Liberals wary as new Dutch government takes office
15.10.10 @ 09:25
BRUSSELS - The pan-European Liberal party, the ELDR, has voiced concern over Geert Wilders' role in the new Dutch government but defended the coalition on banning the burqa and on immigration.
"What worries me is that this government is depending on the support of a radical right party, to put it mildly. I hope this is not going to push it in a direction I would not like it to go," Belgian Liberal MEP and ELDR President Annemie Neyts-Uyttebroeck told EUobserver by phone on Thursday (14 October).
"His MEPs are not very exciting. They are extremely narrow-minded and are still stuck in a phase of knee-jerk reactions. If it seems to impinge on sovereignty, it's bad.

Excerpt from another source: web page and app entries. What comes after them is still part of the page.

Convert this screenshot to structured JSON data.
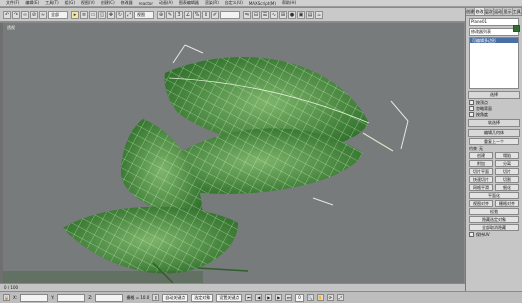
{
  "menubar": {
    "items": [
      "文件(F)",
      "编辑(E)",
      "工具(T)",
      "组(G)",
      "视图(V)",
      "创建(C)",
      "修改器",
      "reactor",
      "动画(A)",
      "图表编辑器",
      "渲染(R)",
      "自定义(U)",
      "MAXScript(M)",
      "帮助(H)"
    ]
  },
  "toolbar": {
    "selection_filter": "全部",
    "view_select": "视图",
    "named_selection": ""
  },
  "viewport": {
    "label": "透视"
  },
  "panel": {
    "tabs": [
      "创建",
      "修改",
      "层次",
      "运动",
      "显示",
      "工具"
    ],
    "object_name": "Plane01",
    "modifier_list_label": "修改器列表",
    "stack_item": "可编辑多边形",
    "rollout_selection": "选择",
    "by_vertex": "按顶点",
    "ignore_backfacing": "忽略背面",
    "by_angle": "按角度",
    "rollout_soft": "软选择",
    "rollout_edit_geometry": "编辑几何体",
    "repeat_last": "重复上一个",
    "constraints": "约束",
    "none_label": "无",
    "create_btn": "创建",
    "collapse_btn": "塌陷",
    "attach_btn": "附加",
    "detach_btn": "分离",
    "slice_plane": "切片平面",
    "slice": "切片",
    "cut": "切割",
    "quickslice": "快速切片",
    "msmooth": "网格平滑",
    "tessellate": "细化",
    "make_planar": "平面化",
    "view_align": "视图对齐",
    "grid_align": "栅格对齐",
    "relax": "松弛",
    "hide_selected": "隐藏选定对象",
    "unhide_all": "全部取消隐藏",
    "preserve_uvs": "保持UV"
  },
  "status": {
    "frame": "0 / 100",
    "x": "X:",
    "y": "Y:",
    "z": "Z:",
    "grid": "栅格 = 10.0"
  },
  "bottombar": {
    "auto_key": "自动关键点",
    "set_key": "设置关键点",
    "selected": "选定对象",
    "frame_num": "0"
  }
}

They are for Nato but against [defence] co-operation with the EU - it's very simplistic."
Mark Rutte, the 43-year-old leader of the ELDR-affiliated VVD party, became the new Dutch Prime Minister at a ceremony with Queen Beatrix at the Huis ten Bosch palace in The Hague on Thursday.
The VVD is to rule together with the centre-right CDA party of former premier Jan Balkenende in a minority government with 52 seats out of 150 in parliament. The coalition is to rely on the backing of Mr Wilders' PVV party on a vote-by-vote basis to give it a majority of 76.
A coalition pact adopted last month is said to bear the Islamophobe and anti-immigrant Mr Wilders' stamp by promising legislation to ban the burqa and to make immigration by family members and unskilled workers more difficult. It also aims to cut the Dutch contribution to the EU budget by €1 billion.
Ms Neyts-Uyttebroeck strongly supported the burqa ban idea.
"We have different opinions [in the ELDR]. But on the burqa we largely believe that - with the exception of Carnival - people should show their faces," the former Belgian foreign minister said. "A woman covering herself completely and then walking the streets is a frightful sight ... one always wonders if they are doing it of their own free will. The burqa is a horror."
She also said the coalition's anti-immigration stance should be seen in a wider context.
"I want to wait and see what concrete measures and rules will be decided before I judge. Several countries have moved to restrict immigration. Let's not behave like the Dutch government is the first one to do this," she said.
The new Dutch cabinet includes: Uri Rosenthal, a former Senator and crisis-management theorist as foreign minister; Piet Hein Donner, a former justice minister as interior minister; and Jan Kees de Jager, the previous government's finance minister, who is to stay in place.
It also includes a new post - of immigration minister - taken by Gerd Leers, a former mayor of Maastricht. Dutch business daily NRC Handelsblatt reported that Mr Leers had a meeting with Mr Wilders prior to his appointment to make sure the pair can work together.
Belgium's Ms Neyts-Uyttebroeck in a written statement on Thursday noted wryly that the Netherlands has done better than her native country in pulling together a coalition.
"More than 130 days after the June elections we still have no new government [in Belgium]," she wrote. "They should be deeply ashamed of themselves."